  11. DEFINING QUALITY, QUALITY MANAGEMENT AND LINKS WITH PROFITABILITY
  12. LEARNING ABOUT QUALITY AND APPROACHES FROM QUALITY PHILOSOPHIES
  13. TOTAL QUALITY MANAGEMENT THEORIES EDWARD DEMING’S SYSTEM OF PROFOUND KNOWLEDGE
  14. DEMING’S PHILOSOPHY AND 14 POINTS FOR MANAGEMENT:The cost of quality
  15. DEMING CYCLE AND QUALITY TRILOGY:Juran’s Three Basic Steps to Progress

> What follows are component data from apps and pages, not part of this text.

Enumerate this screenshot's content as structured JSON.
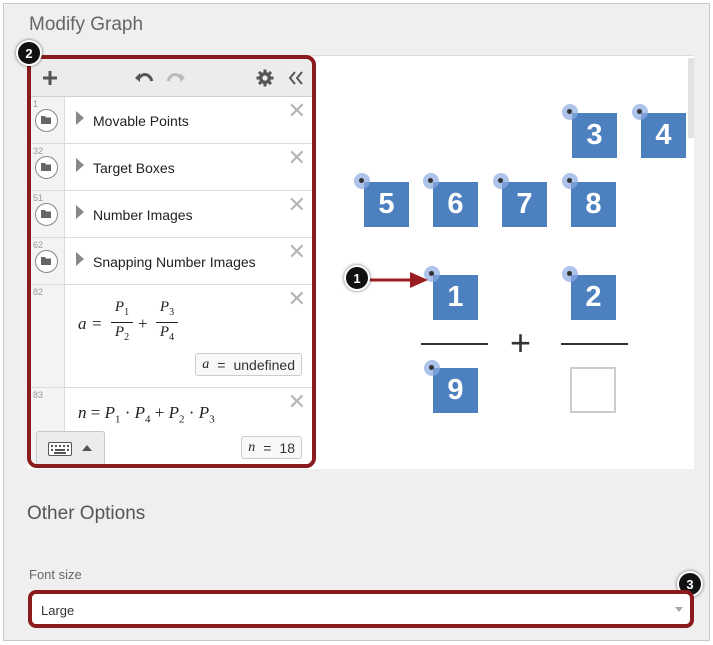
{
  "page": {
    "title": "Modify Graph",
    "other_options_title": "Other Options",
    "font_size_label": "Font size",
    "font_size_value": "Large"
  },
  "expressions": [
    {
      "num": "1",
      "label": "Movable Points",
      "type": "folder"
    },
    {
      "num": "32",
      "label": "Target Boxes",
      "type": "folder"
    },
    {
      "num": "51",
      "label": "Number Images",
      "type": "folder"
    },
    {
      "num": "62",
      "label": "Snapping Number Images",
      "type": "folder"
    },
    {
      "num": "82",
      "type": "formula",
      "lhs": "a",
      "eval_var": "a",
      "eval_eq": "=",
      "eval_value": "undefined"
    },
    {
      "num": "83",
      "type": "formula",
      "lhs": "n",
      "eval_var": "n",
      "eval_eq": "=",
      "eval_value": "18"
    }
  ],
  "math": {
    "eq": "=",
    "plus": "+",
    "dot": "·",
    "P": "P",
    "s1": "1",
    "s2": "2",
    "s3": "3",
    "s4": "4"
  },
  "tiles": {
    "t3": "3",
    "t4": "4",
    "t5": "5",
    "t6": "6",
    "t7": "7",
    "t8": "8",
    "t1": "1",
    "t2": "2",
    "t9": "9",
    "plus": "+"
  },
  "callouts": {
    "c1": "1",
    "c2": "2",
    "c3": "3"
  },
  "icons": {
    "add": "plus-icon",
    "undo": "undo-icon",
    "redo": "redo-icon",
    "settings": "gear-icon",
    "collapse": "double-chevron-left-icon",
    "delete": "close-icon",
    "folder": "folder-icon",
    "expand": "triangle-right-icon",
    "keyboard": "keyboard-icon",
    "caret": "caret-up-icon",
    "dropdown": "chevron-down-icon",
    "arrow": "arrow-right-icon"
  },
  "colors": {
    "highlight": "#8b1a1d",
    "tile": "#4d80bf",
    "point": "#8caae1"
  }
}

  16. JURAN AND CROSBY ON QUALITY AND QUALITY IS FREE:Quality Planning
  17. CROSBY’S CONCEPT OF COST OF QUALITY:Cost of Quality Attitude
  18. COSTS OF QUALITY AND RETURN ON QUALITY:Total Quality Costs

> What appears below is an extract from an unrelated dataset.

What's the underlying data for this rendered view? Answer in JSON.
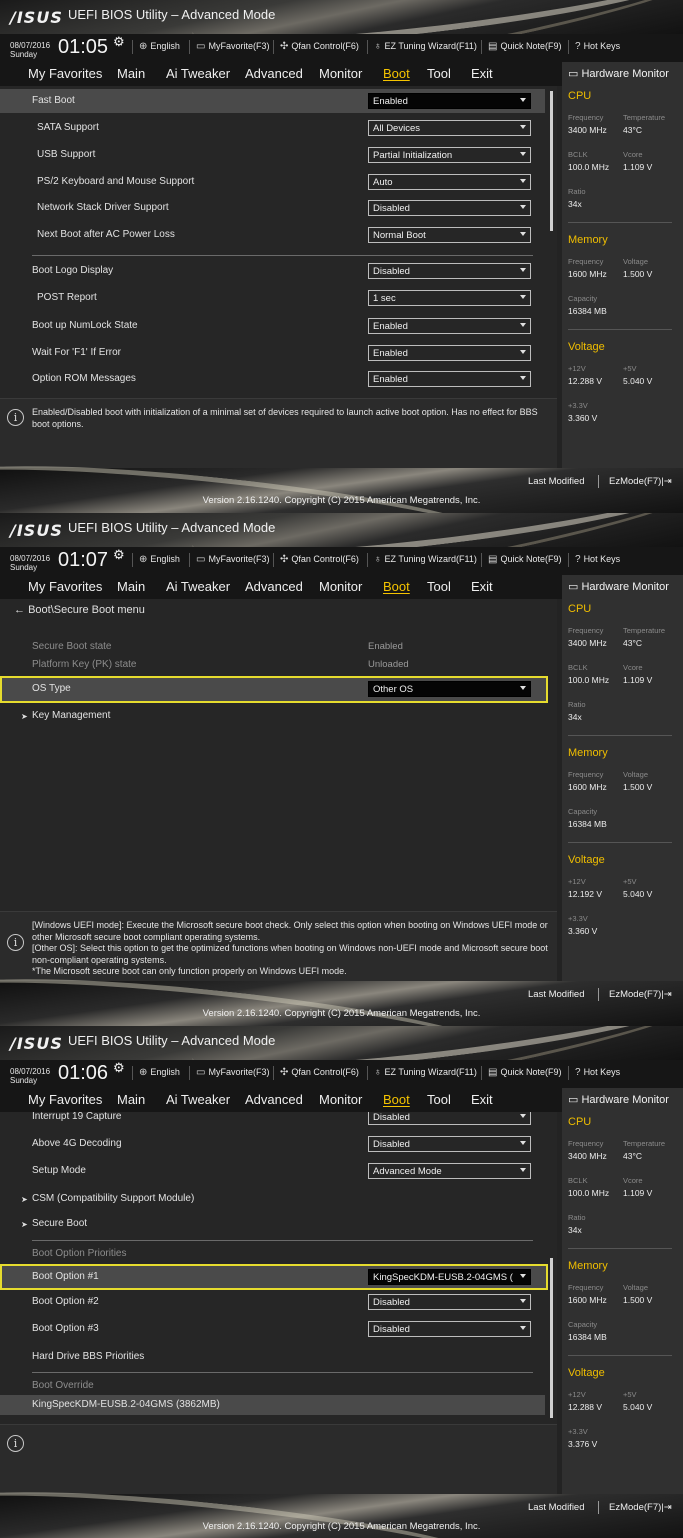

  19. OVERVIEW OF TOTAL QUALITY APPROACHES:The Future of Quality Management
  20. BUSINESS EXCELLENCE MODELS:Excellence in all functions
  21. DESIGNING ORGANIZATIONS FOR QUALITY:Customer focus, Leadership
  22. DEVELOPING ISO QMS FOR CERTIFICATION:Process approach
  23. ISO 9001(2000) QMS MANAGEMENT RESPONSIBILITY:Issues to be Considered
  24. ISO 9001(2000) QMS (CLAUSE # 6) RESOURCES MANAGEMENT:Training and Awareness
  25. ISO 9001(2000) (CLAUSE # 7) PRODUCT REALIZATION AND CUSTOMER RELATED PROCESSES
  26. ISO 9001(2000) QMS (CLAUSE # 7) CONTROL OF PRODUCTION AND SERVICES
  27. ISO 9001(2000) QMS (CLAUSE # 8) MEASUREMENT, ANALYSIS, AND IMPROVEMENT
  28. QUALITY IN SOFTWARE SECTOR AND MATURITY LEVELS:Structure of CMM
  29. INSTALLING AN ISO -9001 QM SYSTEM:Implementation, Audit and Registration
  30. CREATING BUSINESS EXCELLENCE:Elements of a Total Quality Culture
  31. CREATING QUALITY AT STRATEGIC, TACTICAL AND OPERATIONAL LEVEL
  32. BIG Q AND SMALL q LEADERSHIP FOR QUALITY:The roles of a Quality Leader
  33. STRATEGIC PLANNING FOR QUALITY AND ADVANCED QUALITY MANAGEMENT TOOLS
  34. HOSHIN KANRI AND STRATEGIC POLICY DEPLOYMENT:Senior Management
  35. QUALITY FUNCTION DEPLOYMENT (QFD) AND OTHER TOOLS FOR IMPLEMENTATION
  36. BASIC SQC IMPROVEMENT TOOLS:TOTAL QUALITY TOOLS DEFINED
  37. HOW QUALITY IS IMPLEMENTED? A DIALOGUE WITH A QUALITY MANAGER!
  38. CAUSE AND EFFECT DIAGRAM AND OTHER TOOLS OF QUALITY:Control Charts
  39. STATISTICAL PROCESS CONTROL (SPC) FOR CONTINUAL QUALITY IMPROVEMENT
  40. STATISTICAL PROCESS CONTROL….CONTD:Control Charts
  41. BUILDING QUALITY THROUGH SPC:Types of Data, Defining Process Capability
  42. AN INTERVIEW SESSION WITH OFFICERS OF A CMMI LEVEL 5 QUALITY IT PAKISTANI COMPANY
  43. TEAMWORK CULTURE FOR TQM:Steering Committees, Natural Work Teams
  44. UNDERSTANDING EMPOWERMENT FOR TQ AND CUSTOMER-SUPPLIER RELATIONSHIP
  45. CSR, INNOVATION, KNOWLEDGE MANAGEMENT AND INTRODUCING LEARNING ORGANIZATION